---- Data in this exercise

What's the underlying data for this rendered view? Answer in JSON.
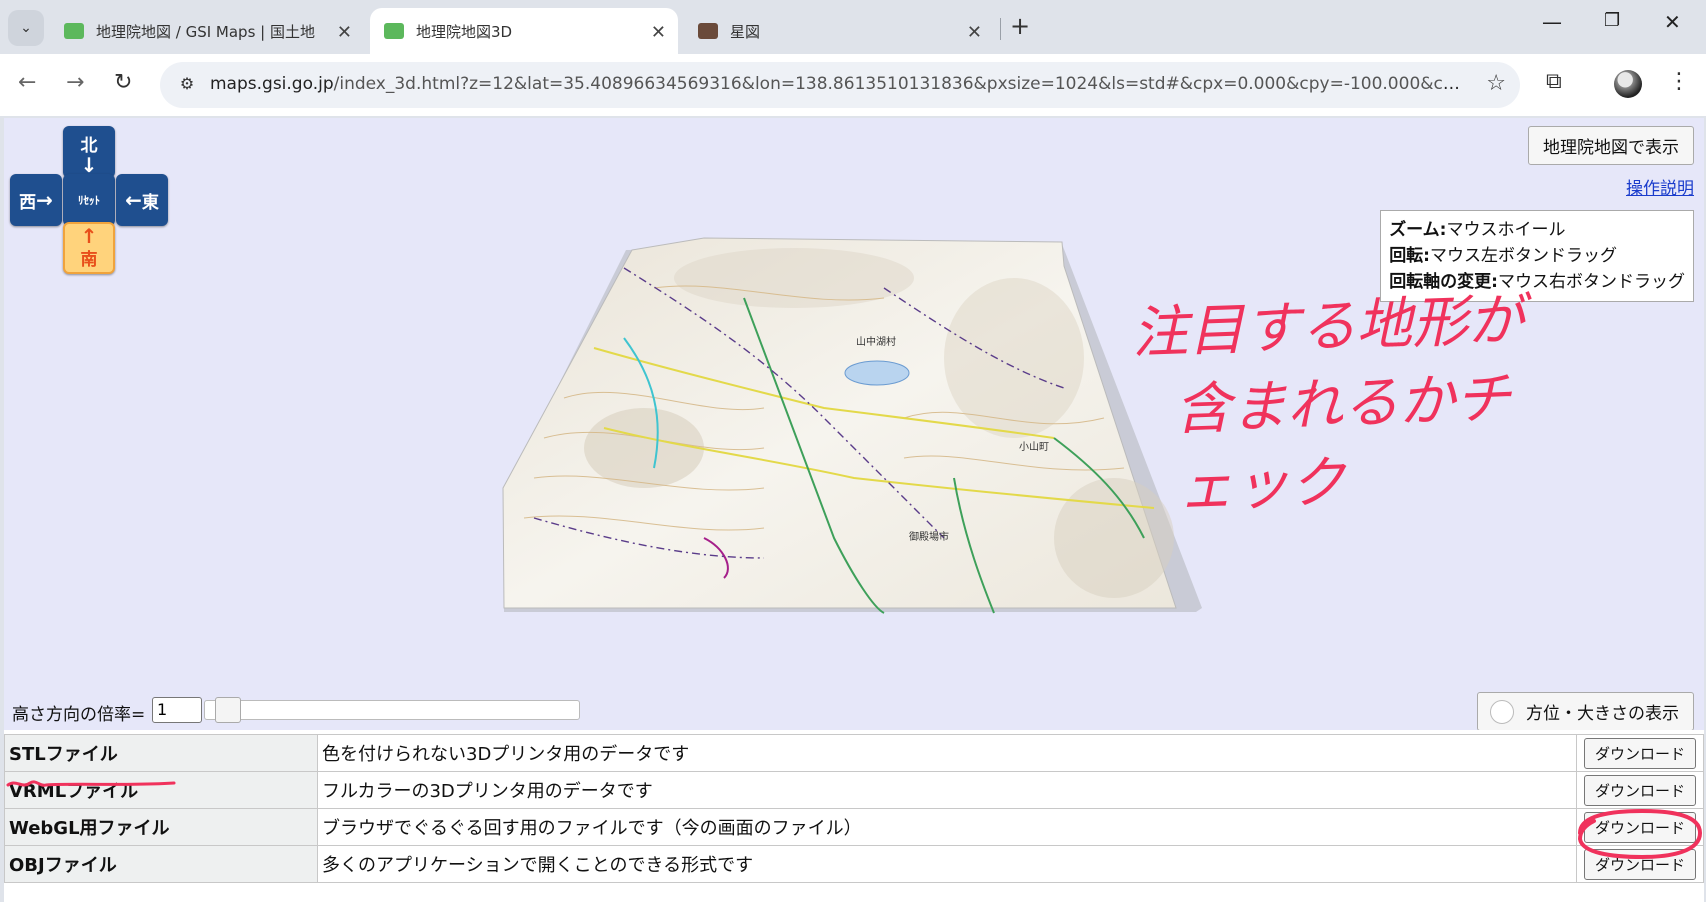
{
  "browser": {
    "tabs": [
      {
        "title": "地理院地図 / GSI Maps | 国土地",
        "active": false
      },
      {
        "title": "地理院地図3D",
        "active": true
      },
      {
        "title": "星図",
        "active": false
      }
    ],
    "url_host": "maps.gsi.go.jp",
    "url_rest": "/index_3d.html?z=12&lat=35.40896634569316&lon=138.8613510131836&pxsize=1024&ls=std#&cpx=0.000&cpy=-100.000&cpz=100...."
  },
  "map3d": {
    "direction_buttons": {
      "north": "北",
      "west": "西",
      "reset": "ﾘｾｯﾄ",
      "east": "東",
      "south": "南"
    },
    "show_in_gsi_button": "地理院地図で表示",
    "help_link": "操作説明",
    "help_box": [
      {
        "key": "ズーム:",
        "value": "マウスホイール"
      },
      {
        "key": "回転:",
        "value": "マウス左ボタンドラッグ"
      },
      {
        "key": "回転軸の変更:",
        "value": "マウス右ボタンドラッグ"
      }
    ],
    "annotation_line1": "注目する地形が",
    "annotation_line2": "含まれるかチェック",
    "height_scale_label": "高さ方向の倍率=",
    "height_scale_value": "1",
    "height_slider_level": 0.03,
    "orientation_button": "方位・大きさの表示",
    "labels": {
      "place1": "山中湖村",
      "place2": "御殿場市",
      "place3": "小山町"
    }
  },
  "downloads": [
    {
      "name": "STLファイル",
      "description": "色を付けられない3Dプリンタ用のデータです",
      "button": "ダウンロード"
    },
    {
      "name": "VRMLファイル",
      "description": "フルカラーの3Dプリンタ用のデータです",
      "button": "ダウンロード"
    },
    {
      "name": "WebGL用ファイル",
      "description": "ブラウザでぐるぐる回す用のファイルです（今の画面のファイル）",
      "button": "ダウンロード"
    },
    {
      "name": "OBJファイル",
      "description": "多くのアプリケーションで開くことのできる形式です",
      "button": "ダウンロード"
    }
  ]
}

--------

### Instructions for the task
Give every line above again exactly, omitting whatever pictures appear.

### Solution to the exercise
What's the underlying data for this rendered view? Answer in JSON.
{
  "browser": {
    "tabs": [
      {
        "title": "地理院地図 / GSI Maps | 国土地",
        "active": false
      },
      {
        "title": "地理院地図3D",
        "active": true
      },
      {
        "title": "星図",
        "active": false
      }
    ],
    "url_host": "maps.gsi.go.jp",
    "url_rest": "/index_3d.html?z=12&lat=35.40896634569316&lon=138.8613510131836&pxsize=1024&ls=std#&cpx=0.000&cpy=-100.000&cpz=100...."
  },
  "map3d": {
    "direction_buttons": {
      "north": "北",
      "west": "西",
      "reset": "ﾘｾｯﾄ",
      "east": "東",
      "south": "南"
    },
    "show_in_gsi_button": "地理院地図で表示",
    "help_link": "操作説明",
    "help_box": [
      {
        "key": "ズーム:",
        "value": "マウスホイール"
      },
      {
        "key": "回転:",
        "value": "マウス左ボタンドラッグ"
      },
      {
        "key": "回転軸の変更:",
        "value": "マウス右ボタンドラッグ"
      }
    ],
    "annotation_line1": "注目する地形が",
    "annotation_line2": "含まれるかチェック",
    "height_scale_label": "高さ方向の倍率=",
    "height_scale_value": "1",
    "height_slider_level": 0.03,
    "orientation_button": "方位・大きさの表示",
    "labels": {
      "place1": "山中湖村",
      "place2": "御殿場市",
      "place3": "小山町"
    }
  },
  "downloads": [
    {
      "name": "STLファイル",
      "description": "色を付けられない3Dプリンタ用のデータです",
      "button": "ダウンロード"
    },
    {
      "name": "VRMLファイル",
      "description": "フルカラーの3Dプリンタ用のデータです",
      "button": "ダウンロード"
    },
    {
      "name": "WebGL用ファイル",
      "description": "ブラウザでぐるぐる回す用のファイルです（今の画面のファイル）",
      "button": "ダウンロード"
    },
    {
      "name": "OBJファイル",
      "description": "多くのアプリケーションで開くことのできる形式です",
      "button": "ダウンロード"
    }
  ]
}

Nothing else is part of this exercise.